**What you have to do**
Reprint all records below exactly. No images.

(Saved data entries)
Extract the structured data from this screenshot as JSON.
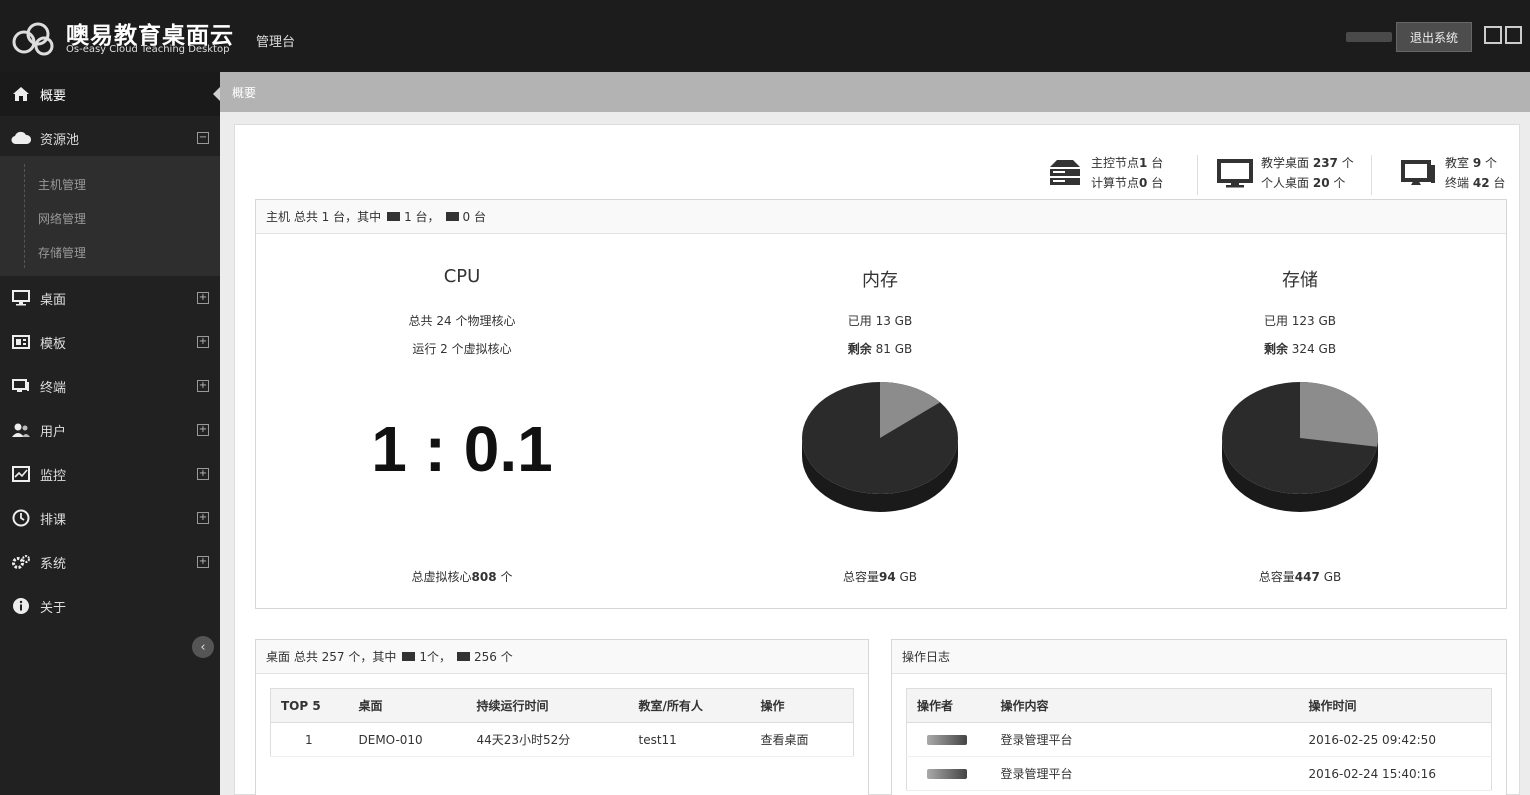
{
  "header": {
    "brand_title": "噢易教育桌面云",
    "brand_subtitle": "Os-easy Cloud Teaching Desktop",
    "admin_label": "管理台",
    "logout_label": "退出系统"
  },
  "sidebar": {
    "items": [
      {
        "label": "概要",
        "icon": "home-icon"
      },
      {
        "label": "资源池",
        "icon": "cloud-icon"
      },
      {
        "label": "桌面",
        "icon": "monitor-icon"
      },
      {
        "label": "模板",
        "icon": "template-icon"
      },
      {
        "label": "终端",
        "icon": "terminal-icon"
      },
      {
        "label": "用户",
        "icon": "users-icon"
      },
      {
        "label": "监控",
        "icon": "chart-icon"
      },
      {
        "label": "排课",
        "icon": "clock-icon"
      },
      {
        "label": "系统",
        "icon": "gears-icon"
      },
      {
        "label": "关于",
        "icon": "info-icon"
      }
    ],
    "submenu": [
      "主机管理",
      "网络管理",
      "存储管理"
    ]
  },
  "breadcrumb": "概要",
  "stats": {
    "node_line1_prefix": "主控节点",
    "node_line1_value": "1",
    "node_line1_suffix": "台",
    "node_line2_prefix": "计算节点",
    "node_line2_value": "0",
    "node_line2_suffix": "台",
    "desk_line1_prefix": "教学桌面",
    "desk_line1_value": "237",
    "desk_line1_suffix": "个",
    "desk_line2_prefix": "个人桌面",
    "desk_line2_value": "20",
    "desk_line2_suffix": "个",
    "room_line1_prefix": "教室",
    "room_line1_value": "9",
    "room_line1_suffix": "个",
    "room_line2_prefix": "终端",
    "room_line2_value": "42",
    "room_line2_suffix": "台"
  },
  "host_panel": {
    "head_prefix": "主机  总共 1 台，其中",
    "head_count_a": "1 台，",
    "head_count_b": "0 台",
    "cpu": {
      "title": "CPU",
      "line1": "总共 24 个物理核心",
      "line2": "运行 2 个虚拟核心",
      "ratio": "1 : 0.1",
      "footer_prefix": "总虚拟核心",
      "footer_value": "808",
      "footer_suffix": "个"
    },
    "memory": {
      "title": "内存",
      "line1": "已用 13 GB",
      "line2_prefix": "剩余",
      "line2_value": "81 GB",
      "footer_prefix": "总容量",
      "footer_value": "94",
      "footer_suffix": "GB",
      "used_fraction": 0.14
    },
    "storage": {
      "title": "存储",
      "line1": "已用 123 GB",
      "line2_prefix": "剩余",
      "line2_value": "324 GB",
      "footer_prefix": "总容量",
      "footer_value": "447",
      "footer_suffix": "GB",
      "used_fraction": 0.275
    }
  },
  "desktop_panel": {
    "head_prefix": "桌面  总共 257 个，其中",
    "head_count_a": "1个，",
    "head_count_b": "256 个",
    "columns": [
      "TOP 5",
      "桌面",
      "持续运行时间",
      "教室/所有人",
      "操作"
    ],
    "rows": [
      {
        "rank": "1",
        "desktop": "DEMO-010",
        "uptime": "44天23小时52分",
        "owner": "test11",
        "action": "查看桌面"
      }
    ]
  },
  "log_panel": {
    "title": "操作日志",
    "columns": [
      "操作者",
      "操作内容",
      "操作时间"
    ],
    "rows": [
      {
        "content": "登录管理平台",
        "time": "2016-02-25 09:42:50"
      },
      {
        "content": "登录管理平台",
        "time": "2016-02-24 15:40:16"
      }
    ]
  },
  "colors": {
    "pie_dark": "#2b2b2b",
    "pie_light": "#8c8c8c",
    "header_bg": "#1c1c1c",
    "sidebar_bg": "#212121"
  }
}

**Reply to the exercise**
Extract the structured data from this screenshot as JSON.
{
  "header": {
    "brand_title": "噢易教育桌面云",
    "brand_subtitle": "Os-easy Cloud Teaching Desktop",
    "admin_label": "管理台",
    "logout_label": "退出系统"
  },
  "sidebar": {
    "items": [
      {
        "label": "概要",
        "icon": "home-icon"
      },
      {
        "label": "资源池",
        "icon": "cloud-icon"
      },
      {
        "label": "桌面",
        "icon": "monitor-icon"
      },
      {
        "label": "模板",
        "icon": "template-icon"
      },
      {
        "label": "终端",
        "icon": "terminal-icon"
      },
      {
        "label": "用户",
        "icon": "users-icon"
      },
      {
        "label": "监控",
        "icon": "chart-icon"
      },
      {
        "label": "排课",
        "icon": "clock-icon"
      },
      {
        "label": "系统",
        "icon": "gears-icon"
      },
      {
        "label": "关于",
        "icon": "info-icon"
      }
    ],
    "submenu": [
      "主机管理",
      "网络管理",
      "存储管理"
    ]
  },
  "breadcrumb": "概要",
  "stats": {
    "node_line1_prefix": "主控节点",
    "node_line1_value": "1",
    "node_line1_suffix": "台",
    "node_line2_prefix": "计算节点",
    "node_line2_value": "0",
    "node_line2_suffix": "台",
    "desk_line1_prefix": "教学桌面",
    "desk_line1_value": "237",
    "desk_line1_suffix": "个",
    "desk_line2_prefix": "个人桌面",
    "desk_line2_value": "20",
    "desk_line2_suffix": "个",
    "room_line1_prefix": "教室",
    "room_line1_value": "9",
    "room_line1_suffix": "个",
    "room_line2_prefix": "终端",
    "room_line2_value": "42",
    "room_line2_suffix": "台"
  },
  "host_panel": {
    "head_prefix": "主机  总共 1 台，其中",
    "head_count_a": "1 台，",
    "head_count_b": "0 台",
    "cpu": {
      "title": "CPU",
      "line1": "总共 24 个物理核心",
      "line2": "运行 2 个虚拟核心",
      "ratio": "1 : 0.1",
      "footer_prefix": "总虚拟核心",
      "footer_value": "808",
      "footer_suffix": "个"
    },
    "memory": {
      "title": "内存",
      "line1": "已用 13 GB",
      "line2_prefix": "剩余",
      "line2_value": "81 GB",
      "footer_prefix": "总容量",
      "footer_value": "94",
      "footer_suffix": "GB",
      "used_fraction": 0.14
    },
    "storage": {
      "title": "存储",
      "line1": "已用 123 GB",
      "line2_prefix": "剩余",
      "line2_value": "324 GB",
      "footer_prefix": "总容量",
      "footer_value": "447",
      "footer_suffix": "GB",
      "used_fraction": 0.275
    }
  },
  "desktop_panel": {
    "head_prefix": "桌面  总共 257 个，其中",
    "head_count_a": "1个，",
    "head_count_b": "256 个",
    "columns": [
      "TOP 5",
      "桌面",
      "持续运行时间",
      "教室/所有人",
      "操作"
    ],
    "rows": [
      {
        "rank": "1",
        "desktop": "DEMO-010",
        "uptime": "44天23小时52分",
        "owner": "test11",
        "action": "查看桌面"
      }
    ]
  },
  "log_panel": {
    "title": "操作日志",
    "columns": [
      "操作者",
      "操作内容",
      "操作时间"
    ],
    "rows": [
      {
        "content": "登录管理平台",
        "time": "2016-02-25 09:42:50"
      },
      {
        "content": "登录管理平台",
        "time": "2016-02-24 15:40:16"
      }
    ]
  },
  "colors": {
    "pie_dark": "#2b2b2b",
    "pie_light": "#8c8c8c",
    "header_bg": "#1c1c1c",
    "sidebar_bg": "#212121"
  }
}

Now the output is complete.